- TASK BRIEF: If a line below contains the string "Vertical", return that line.

- PROVIDED DATA:
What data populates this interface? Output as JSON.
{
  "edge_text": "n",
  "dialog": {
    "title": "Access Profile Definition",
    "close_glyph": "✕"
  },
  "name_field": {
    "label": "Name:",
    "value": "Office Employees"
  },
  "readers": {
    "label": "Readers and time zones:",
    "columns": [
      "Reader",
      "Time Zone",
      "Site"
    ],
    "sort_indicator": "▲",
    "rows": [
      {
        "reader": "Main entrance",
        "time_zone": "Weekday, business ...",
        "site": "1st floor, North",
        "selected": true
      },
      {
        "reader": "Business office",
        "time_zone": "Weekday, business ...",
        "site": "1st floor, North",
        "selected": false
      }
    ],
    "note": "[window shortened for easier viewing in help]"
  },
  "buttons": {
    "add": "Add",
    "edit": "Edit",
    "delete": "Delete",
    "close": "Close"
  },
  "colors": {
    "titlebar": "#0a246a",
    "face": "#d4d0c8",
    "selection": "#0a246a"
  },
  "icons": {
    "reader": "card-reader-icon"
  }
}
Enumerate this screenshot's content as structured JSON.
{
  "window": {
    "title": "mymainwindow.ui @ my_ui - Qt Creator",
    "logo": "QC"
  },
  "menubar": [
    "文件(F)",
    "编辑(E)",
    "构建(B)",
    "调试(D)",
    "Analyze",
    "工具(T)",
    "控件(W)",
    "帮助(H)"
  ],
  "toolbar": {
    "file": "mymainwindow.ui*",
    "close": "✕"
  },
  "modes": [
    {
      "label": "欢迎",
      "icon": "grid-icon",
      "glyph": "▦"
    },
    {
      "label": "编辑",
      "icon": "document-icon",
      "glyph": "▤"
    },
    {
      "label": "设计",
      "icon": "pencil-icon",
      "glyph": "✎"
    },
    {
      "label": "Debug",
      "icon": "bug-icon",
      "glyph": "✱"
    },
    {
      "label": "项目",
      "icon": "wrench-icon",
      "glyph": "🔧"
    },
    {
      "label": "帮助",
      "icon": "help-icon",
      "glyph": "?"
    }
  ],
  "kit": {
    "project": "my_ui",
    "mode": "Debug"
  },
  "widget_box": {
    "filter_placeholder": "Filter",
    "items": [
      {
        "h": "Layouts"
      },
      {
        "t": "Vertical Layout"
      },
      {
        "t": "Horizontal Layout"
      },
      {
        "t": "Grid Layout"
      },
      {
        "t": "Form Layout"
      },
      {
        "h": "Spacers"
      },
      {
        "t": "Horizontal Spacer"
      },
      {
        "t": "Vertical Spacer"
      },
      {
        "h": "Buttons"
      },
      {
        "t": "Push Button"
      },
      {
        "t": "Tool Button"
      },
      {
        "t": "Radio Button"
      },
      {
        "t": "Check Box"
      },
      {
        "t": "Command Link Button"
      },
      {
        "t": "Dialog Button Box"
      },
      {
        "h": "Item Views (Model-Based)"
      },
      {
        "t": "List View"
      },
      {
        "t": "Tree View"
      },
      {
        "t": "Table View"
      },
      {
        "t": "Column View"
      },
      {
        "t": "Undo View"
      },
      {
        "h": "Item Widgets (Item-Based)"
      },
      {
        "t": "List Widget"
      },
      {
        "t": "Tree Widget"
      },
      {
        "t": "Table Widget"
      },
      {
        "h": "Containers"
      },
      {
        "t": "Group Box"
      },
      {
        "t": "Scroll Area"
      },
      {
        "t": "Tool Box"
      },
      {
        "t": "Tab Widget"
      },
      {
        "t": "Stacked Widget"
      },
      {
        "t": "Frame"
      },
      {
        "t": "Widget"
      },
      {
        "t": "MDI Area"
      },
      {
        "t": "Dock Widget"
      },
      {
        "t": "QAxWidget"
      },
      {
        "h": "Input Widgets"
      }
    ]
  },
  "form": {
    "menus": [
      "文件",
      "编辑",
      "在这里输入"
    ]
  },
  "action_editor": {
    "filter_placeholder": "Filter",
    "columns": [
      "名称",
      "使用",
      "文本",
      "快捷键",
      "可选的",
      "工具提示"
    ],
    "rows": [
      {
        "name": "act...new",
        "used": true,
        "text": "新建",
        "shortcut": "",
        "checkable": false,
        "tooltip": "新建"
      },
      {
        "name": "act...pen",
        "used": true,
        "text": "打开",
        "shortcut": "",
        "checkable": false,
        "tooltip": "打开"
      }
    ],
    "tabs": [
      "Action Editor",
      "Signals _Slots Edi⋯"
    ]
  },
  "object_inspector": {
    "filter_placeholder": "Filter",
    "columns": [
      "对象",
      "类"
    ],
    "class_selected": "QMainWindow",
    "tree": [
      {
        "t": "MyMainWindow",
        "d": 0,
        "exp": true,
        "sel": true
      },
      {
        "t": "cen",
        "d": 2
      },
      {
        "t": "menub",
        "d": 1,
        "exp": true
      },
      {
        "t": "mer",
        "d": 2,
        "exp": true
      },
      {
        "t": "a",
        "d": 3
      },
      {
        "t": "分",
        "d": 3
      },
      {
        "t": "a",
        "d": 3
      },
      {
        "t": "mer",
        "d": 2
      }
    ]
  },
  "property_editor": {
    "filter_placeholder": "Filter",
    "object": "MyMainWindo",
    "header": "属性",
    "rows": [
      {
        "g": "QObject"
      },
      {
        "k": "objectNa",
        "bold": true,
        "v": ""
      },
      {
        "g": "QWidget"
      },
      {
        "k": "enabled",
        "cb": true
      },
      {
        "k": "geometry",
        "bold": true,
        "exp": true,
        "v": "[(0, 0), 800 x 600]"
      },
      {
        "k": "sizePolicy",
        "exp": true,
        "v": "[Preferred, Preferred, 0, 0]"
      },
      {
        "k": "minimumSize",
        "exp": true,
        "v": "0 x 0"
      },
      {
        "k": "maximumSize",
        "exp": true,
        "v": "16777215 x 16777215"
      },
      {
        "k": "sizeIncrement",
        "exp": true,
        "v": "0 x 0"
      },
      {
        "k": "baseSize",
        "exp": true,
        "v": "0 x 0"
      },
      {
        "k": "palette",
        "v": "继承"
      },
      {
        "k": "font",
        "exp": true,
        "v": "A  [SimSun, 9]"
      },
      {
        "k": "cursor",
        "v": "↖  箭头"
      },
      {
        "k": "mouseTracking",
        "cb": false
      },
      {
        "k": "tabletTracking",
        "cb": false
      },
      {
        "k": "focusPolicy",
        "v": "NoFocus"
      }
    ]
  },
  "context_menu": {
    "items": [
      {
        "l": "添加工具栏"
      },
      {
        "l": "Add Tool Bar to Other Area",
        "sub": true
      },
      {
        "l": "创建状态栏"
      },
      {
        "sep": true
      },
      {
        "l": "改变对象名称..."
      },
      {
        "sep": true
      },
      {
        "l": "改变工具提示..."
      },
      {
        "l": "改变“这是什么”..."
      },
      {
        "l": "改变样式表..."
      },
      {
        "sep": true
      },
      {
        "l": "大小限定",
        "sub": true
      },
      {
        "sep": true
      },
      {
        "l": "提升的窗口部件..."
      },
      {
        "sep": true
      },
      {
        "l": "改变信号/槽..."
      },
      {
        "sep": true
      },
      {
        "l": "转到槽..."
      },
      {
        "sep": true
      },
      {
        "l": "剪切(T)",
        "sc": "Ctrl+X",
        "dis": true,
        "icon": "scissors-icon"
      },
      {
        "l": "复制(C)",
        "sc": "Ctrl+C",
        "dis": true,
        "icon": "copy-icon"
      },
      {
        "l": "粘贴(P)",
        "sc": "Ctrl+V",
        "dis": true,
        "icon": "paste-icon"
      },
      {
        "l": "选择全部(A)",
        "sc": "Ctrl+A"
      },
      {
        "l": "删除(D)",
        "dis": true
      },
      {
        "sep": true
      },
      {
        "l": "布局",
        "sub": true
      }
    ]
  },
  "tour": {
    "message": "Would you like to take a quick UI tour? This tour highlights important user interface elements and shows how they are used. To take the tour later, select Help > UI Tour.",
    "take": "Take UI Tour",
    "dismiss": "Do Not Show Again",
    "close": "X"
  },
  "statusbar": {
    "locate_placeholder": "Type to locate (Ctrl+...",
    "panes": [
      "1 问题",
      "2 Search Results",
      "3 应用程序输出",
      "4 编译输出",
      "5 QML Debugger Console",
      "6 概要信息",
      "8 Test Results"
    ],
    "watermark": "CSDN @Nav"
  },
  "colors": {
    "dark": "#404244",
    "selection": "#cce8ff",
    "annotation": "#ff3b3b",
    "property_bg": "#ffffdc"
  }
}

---

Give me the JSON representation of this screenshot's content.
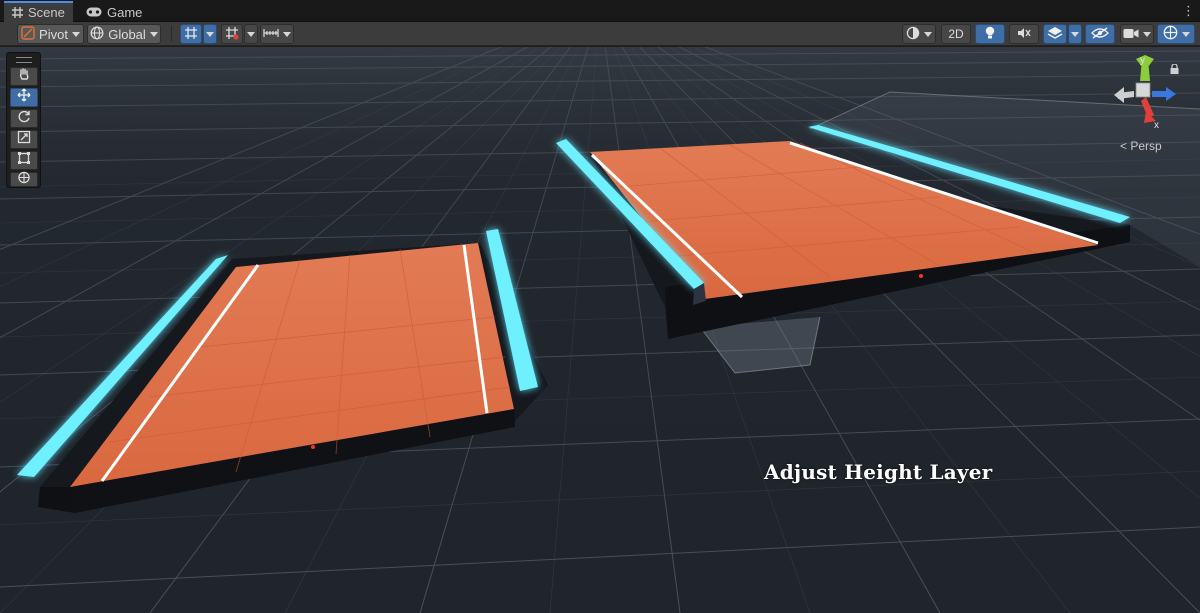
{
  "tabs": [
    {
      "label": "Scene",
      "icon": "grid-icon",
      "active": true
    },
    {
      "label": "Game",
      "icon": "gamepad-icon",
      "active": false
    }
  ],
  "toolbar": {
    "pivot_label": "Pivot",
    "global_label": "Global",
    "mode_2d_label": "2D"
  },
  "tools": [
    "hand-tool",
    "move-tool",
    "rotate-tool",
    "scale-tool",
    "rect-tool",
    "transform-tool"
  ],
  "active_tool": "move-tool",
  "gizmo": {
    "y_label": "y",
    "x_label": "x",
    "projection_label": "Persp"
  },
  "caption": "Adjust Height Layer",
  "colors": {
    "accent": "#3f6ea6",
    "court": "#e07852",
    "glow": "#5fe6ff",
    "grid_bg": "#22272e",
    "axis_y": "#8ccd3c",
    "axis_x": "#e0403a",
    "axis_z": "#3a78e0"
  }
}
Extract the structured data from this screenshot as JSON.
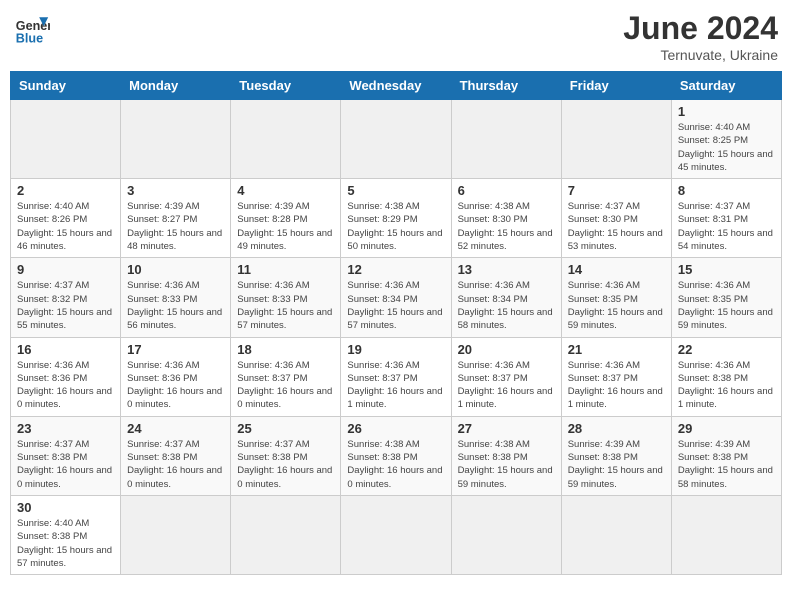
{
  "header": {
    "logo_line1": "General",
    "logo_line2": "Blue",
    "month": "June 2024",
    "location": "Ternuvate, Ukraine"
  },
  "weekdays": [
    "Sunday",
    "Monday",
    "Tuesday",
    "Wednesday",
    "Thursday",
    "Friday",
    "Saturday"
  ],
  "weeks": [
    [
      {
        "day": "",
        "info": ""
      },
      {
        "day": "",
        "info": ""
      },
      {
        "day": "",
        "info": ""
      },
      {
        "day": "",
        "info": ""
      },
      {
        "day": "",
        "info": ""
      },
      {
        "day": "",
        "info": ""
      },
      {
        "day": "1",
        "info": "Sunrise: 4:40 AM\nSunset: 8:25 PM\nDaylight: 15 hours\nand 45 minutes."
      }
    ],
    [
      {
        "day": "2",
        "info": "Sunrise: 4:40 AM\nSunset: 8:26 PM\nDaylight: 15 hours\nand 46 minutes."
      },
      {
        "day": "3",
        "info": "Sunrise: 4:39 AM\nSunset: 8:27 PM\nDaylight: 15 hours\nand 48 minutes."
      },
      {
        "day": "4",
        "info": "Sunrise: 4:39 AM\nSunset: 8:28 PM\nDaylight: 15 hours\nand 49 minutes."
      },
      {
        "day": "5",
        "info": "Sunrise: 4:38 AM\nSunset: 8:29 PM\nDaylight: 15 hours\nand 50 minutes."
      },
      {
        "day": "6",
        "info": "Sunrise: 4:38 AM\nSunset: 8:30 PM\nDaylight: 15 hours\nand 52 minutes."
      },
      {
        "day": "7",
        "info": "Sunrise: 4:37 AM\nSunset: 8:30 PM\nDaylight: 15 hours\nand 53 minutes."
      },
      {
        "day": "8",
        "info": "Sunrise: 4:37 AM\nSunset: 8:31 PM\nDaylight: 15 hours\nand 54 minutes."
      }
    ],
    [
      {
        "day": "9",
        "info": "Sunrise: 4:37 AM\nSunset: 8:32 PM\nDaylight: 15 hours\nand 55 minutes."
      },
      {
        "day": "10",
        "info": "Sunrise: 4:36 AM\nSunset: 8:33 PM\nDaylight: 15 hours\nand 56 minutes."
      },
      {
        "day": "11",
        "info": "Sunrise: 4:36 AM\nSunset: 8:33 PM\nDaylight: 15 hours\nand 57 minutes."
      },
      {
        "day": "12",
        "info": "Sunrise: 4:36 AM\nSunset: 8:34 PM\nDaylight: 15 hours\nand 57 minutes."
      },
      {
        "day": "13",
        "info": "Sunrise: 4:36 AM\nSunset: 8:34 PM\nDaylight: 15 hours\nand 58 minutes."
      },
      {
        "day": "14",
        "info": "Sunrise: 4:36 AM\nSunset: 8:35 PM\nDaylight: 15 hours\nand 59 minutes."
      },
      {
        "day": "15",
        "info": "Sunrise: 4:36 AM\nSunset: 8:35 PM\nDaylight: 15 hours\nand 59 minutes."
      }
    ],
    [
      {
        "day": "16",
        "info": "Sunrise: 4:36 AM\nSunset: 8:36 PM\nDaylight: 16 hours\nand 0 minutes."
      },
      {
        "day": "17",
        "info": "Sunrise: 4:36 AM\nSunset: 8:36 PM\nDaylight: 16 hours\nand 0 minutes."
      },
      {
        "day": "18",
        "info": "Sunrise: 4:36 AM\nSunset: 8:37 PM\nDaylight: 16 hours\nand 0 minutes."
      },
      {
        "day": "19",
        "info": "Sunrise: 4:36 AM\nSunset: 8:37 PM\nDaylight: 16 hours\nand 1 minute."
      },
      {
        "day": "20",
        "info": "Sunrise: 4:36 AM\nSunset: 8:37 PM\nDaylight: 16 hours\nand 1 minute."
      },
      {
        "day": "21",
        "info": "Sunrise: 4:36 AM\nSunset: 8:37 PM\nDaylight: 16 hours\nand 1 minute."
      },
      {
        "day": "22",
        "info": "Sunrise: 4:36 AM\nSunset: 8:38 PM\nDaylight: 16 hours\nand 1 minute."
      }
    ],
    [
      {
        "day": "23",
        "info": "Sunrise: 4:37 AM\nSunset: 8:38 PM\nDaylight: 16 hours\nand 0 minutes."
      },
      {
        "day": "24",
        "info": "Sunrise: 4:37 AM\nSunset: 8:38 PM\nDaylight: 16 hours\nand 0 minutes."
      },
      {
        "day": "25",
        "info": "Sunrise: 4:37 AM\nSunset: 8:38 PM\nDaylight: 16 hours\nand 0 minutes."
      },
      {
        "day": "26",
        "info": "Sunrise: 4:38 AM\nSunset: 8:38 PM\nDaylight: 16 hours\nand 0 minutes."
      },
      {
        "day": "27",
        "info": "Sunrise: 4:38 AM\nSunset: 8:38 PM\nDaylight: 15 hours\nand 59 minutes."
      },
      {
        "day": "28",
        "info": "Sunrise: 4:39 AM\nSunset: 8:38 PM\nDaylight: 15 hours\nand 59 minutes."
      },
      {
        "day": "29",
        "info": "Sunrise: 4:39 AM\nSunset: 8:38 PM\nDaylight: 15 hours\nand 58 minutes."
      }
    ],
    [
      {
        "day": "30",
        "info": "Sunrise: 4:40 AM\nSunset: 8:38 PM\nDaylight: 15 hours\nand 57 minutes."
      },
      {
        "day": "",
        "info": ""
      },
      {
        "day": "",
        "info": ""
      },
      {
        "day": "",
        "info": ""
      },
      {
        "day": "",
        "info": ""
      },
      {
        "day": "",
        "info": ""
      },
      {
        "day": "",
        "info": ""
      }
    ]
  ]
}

- TASK ANSWER:
        "t": "Vertical Layout"
        "t": "Vertical Spacer"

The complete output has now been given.